**HOW TO COMPLETE THIS TASK**
An exact copy of every record below is needed, with the pictures left out.

**EXERCISE MATERIALS**
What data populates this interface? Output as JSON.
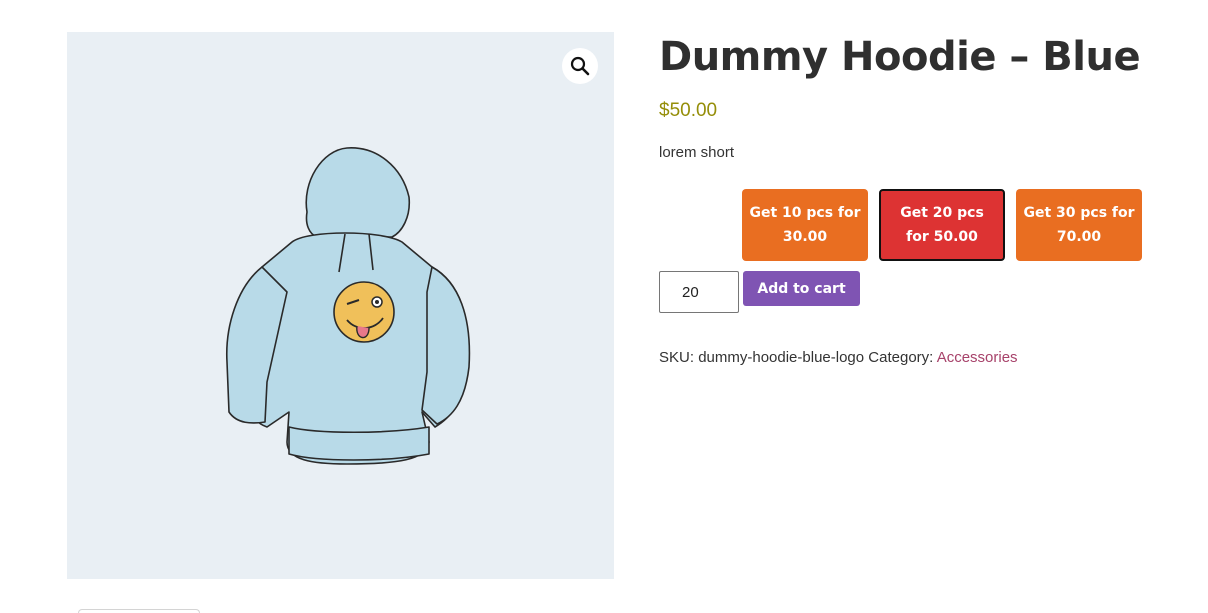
{
  "product": {
    "title": "Dummy Hoodie – Blue",
    "price": "$50.00",
    "short_description": "lorem short",
    "image_alt": "Blue hoodie with winking emoji",
    "zoom_icon": "magnifier-icon"
  },
  "offers": [
    {
      "label": "Get 10 pcs for 30.00",
      "selected": false
    },
    {
      "label": "Get 20 pcs for 50.00",
      "selected": true
    },
    {
      "label": "Get 30 pcs for 70.00",
      "selected": false
    }
  ],
  "cart": {
    "quantity": "20",
    "add_to_cart_label": "Add to cart"
  },
  "meta": {
    "sku_label": "SKU:",
    "sku_value": "dummy-hoodie-blue-logo",
    "category_label": "Category:",
    "category_value": "Accessories"
  },
  "colors": {
    "offer": "#e96e21",
    "offer_selected": "#dd3333",
    "button": "#7f54b3",
    "price": "#958e09",
    "link": "#a7426a"
  }
}
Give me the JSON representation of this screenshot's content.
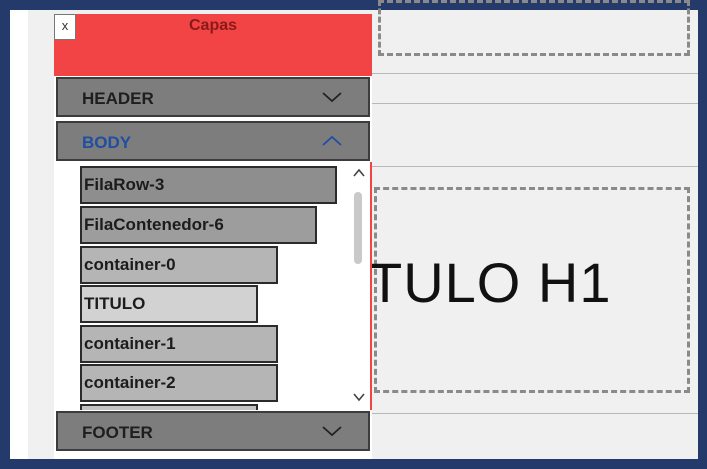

**REPLY TO THE EXERCISE**
What data populates this interface? Output as JSON.
{
  "product": {
    "title": "Dummy Hoodie – Blue",
    "price": "$50.00",
    "short_description": "lorem short",
    "image_alt": "Blue hoodie with winking emoji",
    "zoom_icon": "magnifier-icon"
  },
  "offers": [
    {
      "label": "Get 10 pcs for 30.00",
      "selected": false
    },
    {
      "label": "Get 20 pcs for 50.00",
      "selected": true
    },
    {
      "label": "Get 30 pcs for 70.00",
      "selected": false
    }
  ],
  "cart": {
    "quantity": "20",
    "add_to_cart_label": "Add to cart"
  },
  "meta": {
    "sku_label": "SKU:",
    "sku_value": "dummy-hoodie-blue-logo",
    "category_label": "Category:",
    "category_value": "Accessories"
  },
  "colors": {
    "offer": "#e96e21",
    "offer_selected": "#dd3333",
    "button": "#7f54b3",
    "price": "#958e09",
    "link": "#a7426a"
  }
}
Give me the JSON representation of this screenshot's content.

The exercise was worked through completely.